Nobody gave them a hope of progressing from England’s group but they soon became the dark horses. From the opening game when they held the hosts to a narrow win, their organisation and discipline was a joy to watch.

They operated off a solid base, remained defensively resolute and transitioned into attack with a fluency illustrating what can be achieved by cohesion.

It was redolent of the team Ireland have developed into. While shape and workrate had been our hallmarks, using that as a springboard to diversify further up the pitch is the aspect we’ve added. We’re not dependent on one area for the source of goals.

Since Sweden beat us by an own-goal in Tallaght just under a year ago, we’ve scored in all five of our subsequent World Cup qualifiers. That includes goals in the win over Finland and draw against Sweden – both away from home.

Which of course brings us onto the upcoming Finland rematch. For obvious reasons, they were the team our eyes were trained on at the tournament. Their group of death made for an early exit and the coach soon followed, but none of that will breed complacency on our part. 

Linda Sällström showed with her early goal against Spain the threat she poses up top and, regardless of them having an interim coach, I fully expect Finland to be in their prime on September 1.

They’ll be rearing to go, eager to avenge our win in Helsinki and aware they need at least a draw for the play-off destiny to hinge on our final game in Slovakia five days later.

We’re less than three weeks away and I’ve my travel booked, flying straight from Kansas after we face them on Sunday fortnight.

There’s really no place like home, especially when the country is urging an Ireland team to fly the flag at a major tournament.

Caldwell adds passion to Reading cause

It was brilliant to see my former teammate Diane Caldwell hook up with Reading for the new Women’s Super League campaign.

In the six-and-a-half years I’ve spent Stateside, Diane is the only compatriot I’ve played alongside. Watching Heather Payne line out for Florida at our stadium in an NCCA fixture was the closest I got to hearing another Irish accent.

Diane came back to America in 2021 to join us at North Carolina Courage and left a wonderful imprint from the year she spent.

She’s undoubtedly the most passionate player I’ve encountered in the game. Her competitive traits are ideal for a centre-back and the fact Manchester United was her next stop demonstrated the reputation she’s garnered.
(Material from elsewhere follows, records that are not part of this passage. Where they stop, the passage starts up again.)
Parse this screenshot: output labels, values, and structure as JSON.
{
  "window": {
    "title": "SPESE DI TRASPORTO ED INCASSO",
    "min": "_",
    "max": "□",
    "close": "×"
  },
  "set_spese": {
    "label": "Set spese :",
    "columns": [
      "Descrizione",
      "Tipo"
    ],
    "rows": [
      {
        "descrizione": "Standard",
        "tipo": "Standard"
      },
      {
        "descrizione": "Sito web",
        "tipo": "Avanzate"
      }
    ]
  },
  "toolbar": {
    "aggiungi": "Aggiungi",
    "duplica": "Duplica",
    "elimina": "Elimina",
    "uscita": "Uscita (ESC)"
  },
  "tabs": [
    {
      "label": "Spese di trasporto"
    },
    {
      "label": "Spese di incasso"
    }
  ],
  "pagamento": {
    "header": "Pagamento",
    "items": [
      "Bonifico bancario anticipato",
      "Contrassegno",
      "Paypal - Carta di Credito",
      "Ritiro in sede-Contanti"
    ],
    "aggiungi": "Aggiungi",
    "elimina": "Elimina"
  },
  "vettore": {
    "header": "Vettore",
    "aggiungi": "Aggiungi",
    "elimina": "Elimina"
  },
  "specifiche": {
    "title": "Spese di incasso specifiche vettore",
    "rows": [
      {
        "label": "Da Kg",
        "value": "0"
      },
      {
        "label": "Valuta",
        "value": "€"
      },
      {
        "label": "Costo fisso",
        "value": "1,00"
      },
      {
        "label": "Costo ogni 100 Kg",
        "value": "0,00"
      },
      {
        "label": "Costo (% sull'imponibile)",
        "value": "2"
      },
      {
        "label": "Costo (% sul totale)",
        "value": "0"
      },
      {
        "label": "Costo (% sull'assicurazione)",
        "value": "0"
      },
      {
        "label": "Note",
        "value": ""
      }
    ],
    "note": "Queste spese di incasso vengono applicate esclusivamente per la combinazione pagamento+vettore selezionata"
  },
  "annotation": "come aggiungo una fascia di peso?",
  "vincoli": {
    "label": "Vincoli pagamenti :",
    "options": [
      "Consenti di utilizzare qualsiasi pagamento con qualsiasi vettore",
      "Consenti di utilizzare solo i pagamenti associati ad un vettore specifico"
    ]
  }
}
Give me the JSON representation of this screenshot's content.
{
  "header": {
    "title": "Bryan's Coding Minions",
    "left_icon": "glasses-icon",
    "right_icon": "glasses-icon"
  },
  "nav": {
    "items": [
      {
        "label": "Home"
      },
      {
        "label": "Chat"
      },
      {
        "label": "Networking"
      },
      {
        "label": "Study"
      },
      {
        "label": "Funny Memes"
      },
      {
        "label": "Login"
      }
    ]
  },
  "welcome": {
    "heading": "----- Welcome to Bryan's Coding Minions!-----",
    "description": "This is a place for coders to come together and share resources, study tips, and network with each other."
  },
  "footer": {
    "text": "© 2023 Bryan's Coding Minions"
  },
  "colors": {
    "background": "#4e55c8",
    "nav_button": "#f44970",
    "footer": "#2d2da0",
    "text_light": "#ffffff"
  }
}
We also became good friends when she moved over. I’d like to think I helped her settle in, which was smoothed by our shared love for coffee!

That makes it two of my friends at Reading now. Together with goalkeeper Grace Moloney, it gives them a defensive backbone for the season.

Time for Courage to climb table

We’re in the unusual situation of propping up the table but hopefully I can help North Carolina Courage get out of this situation.

Winning back-to-back national titles in 2018 and 2019 set us to potentially dominate but football rarely works like that. There was the Covid-19 interruption, the upheaval of last year and the reality of us working with new staff and a much-changed squad.

Our last three games have ended in draws and we’ve got four games in hand on most of our rivals near the bottom, so it’s just a case of converting those into victories.

Covid caused some postponements again and there were international breaks over the summer. Our Brazilian players won the Copa América Femenina, a tournament that doubles up for World Cup qualification, but Debinha still had time to retweet news of our game against Finland being sold-out. 

I swear that it wasn’t my idea – for such an icon of the game, she’s just a down-to-earth person who constantly looks out for her clubmates.

More in this section

Sport
Newsletter

Latest news from the world of sport, along with the best in opinion from our outstanding team of sports writers

Sign up
IE_logo_newsletters

Select your favourite newsletters and get the best of Irish Examiner delivered to your inbox

Execution Time: 0.245 s